CPP: What are some other policy priorities for 2012?
Estes: Other state policy priorities for the N.C. Housing Coalition include: protecting the N.C. Housing Tax Credit, as well as legislation recognizing Low Income Housing Tax Credit properties at their rent-restricted value for the purpose of tax valuation; enacting revenue to avoid cuts to essential programs like affordable housing; strengthening homeowner protections against homeowner associations, including restrictions on the power of a homeowners’ association; taking pre-emptive actions against unnecessary utility rate increases; and protecting tenants against unfair liability in the case of bedbug infestation.
CPP: Are there other state legislative issues the N. C. Housing Coalition will focus on this year?

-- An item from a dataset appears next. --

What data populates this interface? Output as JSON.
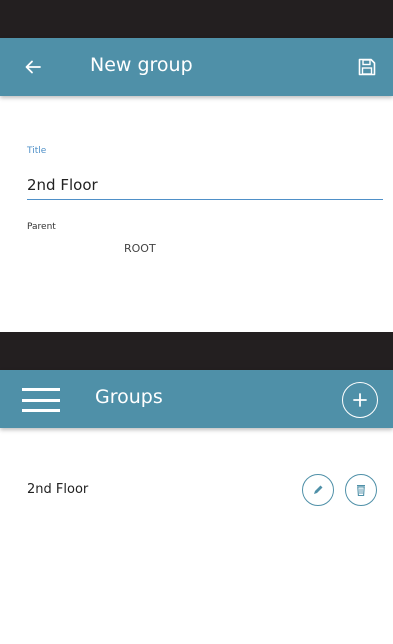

Estes: Bills were introduced last session that would reduce consumer protections and increase the cost of small loans. Senate Bill 488 would strip away many of the consumer protections for lease-option contracts and contracts for deeds, as well as protections against foreclosure rescue scams that were put into place last year in the Homeowner/Homebuyer Protection Act. House Bill 810 would raise rates and fees on small consumer finance loans.
“These bills are still active and the N.C. Housing Coalition will continue to fight them in the 2012 Short Session,” Estes said.
The N.C. Housing Coalition also will continue as a member of the HKonJ coalition, which unites more than 90 organizations around a 14-point People’s Agenda for North Carolina, which promotes affordable housing and stronger protections against consumer abuse.
CPP: What issues are included on the coalition’s federal agenda?
Estes: The N.C. Housing Coalition will urge members of Congress to pass legislation to provide $1 billion for the National Housing Trust Fund and $65 million for project-based vouchers. The coalition will also work with the National Low-Income Housing Coalition to identify dedicated sources of revenue for the National Housing Trust Fund sufficient to build or preserve 1.5 million units of rental housing over 10 years. The coalition also will promote the provision of $65 million for project-based vouchers to be used in connection with units funded by the National Housing Trust Fund for every $1 billion in funding for the NHTF.
The N.C. Housing Coalition will fight to protect budget appropriations for essential HUD and USDA housing programs, as well as housing-related federal programs such as the Weatherization Assistance Program, Low-Income Home Energy Assistance Program and others.
As a part of a national coalition of housing developers, advocates, syndicators and other partners, the N.C. Housing Coalition also will work to ensure that the vital role government sponsored enterprise reform (Fannie Mae, Freddie Mac) plays in the syndication of Low-Income Housing Credits continues with whatever reform occurs.